───── Source material ─────
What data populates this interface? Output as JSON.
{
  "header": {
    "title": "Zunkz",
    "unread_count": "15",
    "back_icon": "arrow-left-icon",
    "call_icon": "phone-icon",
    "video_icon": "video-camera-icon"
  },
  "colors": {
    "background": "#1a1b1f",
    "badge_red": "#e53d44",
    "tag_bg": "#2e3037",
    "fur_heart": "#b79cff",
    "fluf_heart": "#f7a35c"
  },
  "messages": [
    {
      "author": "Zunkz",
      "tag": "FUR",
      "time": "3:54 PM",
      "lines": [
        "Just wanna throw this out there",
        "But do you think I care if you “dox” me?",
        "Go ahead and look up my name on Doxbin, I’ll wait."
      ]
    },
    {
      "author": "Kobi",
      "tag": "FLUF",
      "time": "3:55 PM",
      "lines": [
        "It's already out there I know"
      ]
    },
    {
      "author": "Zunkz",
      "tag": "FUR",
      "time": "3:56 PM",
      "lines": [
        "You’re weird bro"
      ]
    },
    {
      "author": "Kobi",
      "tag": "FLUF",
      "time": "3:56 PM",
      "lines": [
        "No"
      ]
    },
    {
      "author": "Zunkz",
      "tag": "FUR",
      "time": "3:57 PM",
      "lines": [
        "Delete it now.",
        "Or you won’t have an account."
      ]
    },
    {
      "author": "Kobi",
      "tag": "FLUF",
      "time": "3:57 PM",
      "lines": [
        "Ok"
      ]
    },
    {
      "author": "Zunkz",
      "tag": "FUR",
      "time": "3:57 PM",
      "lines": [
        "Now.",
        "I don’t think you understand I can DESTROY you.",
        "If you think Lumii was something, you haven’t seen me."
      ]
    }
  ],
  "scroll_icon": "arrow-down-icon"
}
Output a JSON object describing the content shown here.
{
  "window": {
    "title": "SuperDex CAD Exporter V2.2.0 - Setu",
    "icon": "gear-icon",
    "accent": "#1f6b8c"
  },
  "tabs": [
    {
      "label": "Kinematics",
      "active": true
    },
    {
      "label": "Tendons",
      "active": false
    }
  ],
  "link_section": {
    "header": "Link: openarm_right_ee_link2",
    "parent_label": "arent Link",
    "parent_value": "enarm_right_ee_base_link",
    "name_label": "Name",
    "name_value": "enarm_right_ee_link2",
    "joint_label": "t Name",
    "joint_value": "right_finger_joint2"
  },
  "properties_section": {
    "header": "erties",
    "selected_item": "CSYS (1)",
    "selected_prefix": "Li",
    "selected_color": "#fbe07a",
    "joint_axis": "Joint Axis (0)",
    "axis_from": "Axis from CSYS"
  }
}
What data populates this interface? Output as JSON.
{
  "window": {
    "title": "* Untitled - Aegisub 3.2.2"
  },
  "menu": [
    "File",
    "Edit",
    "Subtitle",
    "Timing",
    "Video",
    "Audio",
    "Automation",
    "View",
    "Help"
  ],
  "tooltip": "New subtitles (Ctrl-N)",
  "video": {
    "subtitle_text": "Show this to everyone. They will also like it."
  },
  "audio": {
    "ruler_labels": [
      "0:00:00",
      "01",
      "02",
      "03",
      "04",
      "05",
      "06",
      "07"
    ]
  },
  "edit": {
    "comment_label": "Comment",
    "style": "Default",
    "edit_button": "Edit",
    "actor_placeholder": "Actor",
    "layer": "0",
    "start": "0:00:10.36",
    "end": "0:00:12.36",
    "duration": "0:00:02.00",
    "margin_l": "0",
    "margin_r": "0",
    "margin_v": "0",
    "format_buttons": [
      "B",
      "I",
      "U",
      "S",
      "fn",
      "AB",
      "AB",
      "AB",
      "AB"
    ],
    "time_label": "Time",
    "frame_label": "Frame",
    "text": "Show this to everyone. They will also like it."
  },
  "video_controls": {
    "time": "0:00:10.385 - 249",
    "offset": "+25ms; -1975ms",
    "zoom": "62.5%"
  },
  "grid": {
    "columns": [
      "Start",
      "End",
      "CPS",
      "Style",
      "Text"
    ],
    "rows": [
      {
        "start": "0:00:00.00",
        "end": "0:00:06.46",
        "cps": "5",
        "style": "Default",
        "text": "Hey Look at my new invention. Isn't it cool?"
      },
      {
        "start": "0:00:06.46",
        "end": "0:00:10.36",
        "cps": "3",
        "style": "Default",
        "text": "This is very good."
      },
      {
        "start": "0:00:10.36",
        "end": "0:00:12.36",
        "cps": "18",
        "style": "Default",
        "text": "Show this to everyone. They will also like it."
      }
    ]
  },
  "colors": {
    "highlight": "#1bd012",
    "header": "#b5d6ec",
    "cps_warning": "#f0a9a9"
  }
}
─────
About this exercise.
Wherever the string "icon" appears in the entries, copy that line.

Exercise solution.
    "back_icon": "arrow-left-icon",
    "call_icon": "phone-icon",
    "video_icon": "video-camera-icon"
  "scroll_icon": "arrow-down-icon"
    "icon": "gear-icon",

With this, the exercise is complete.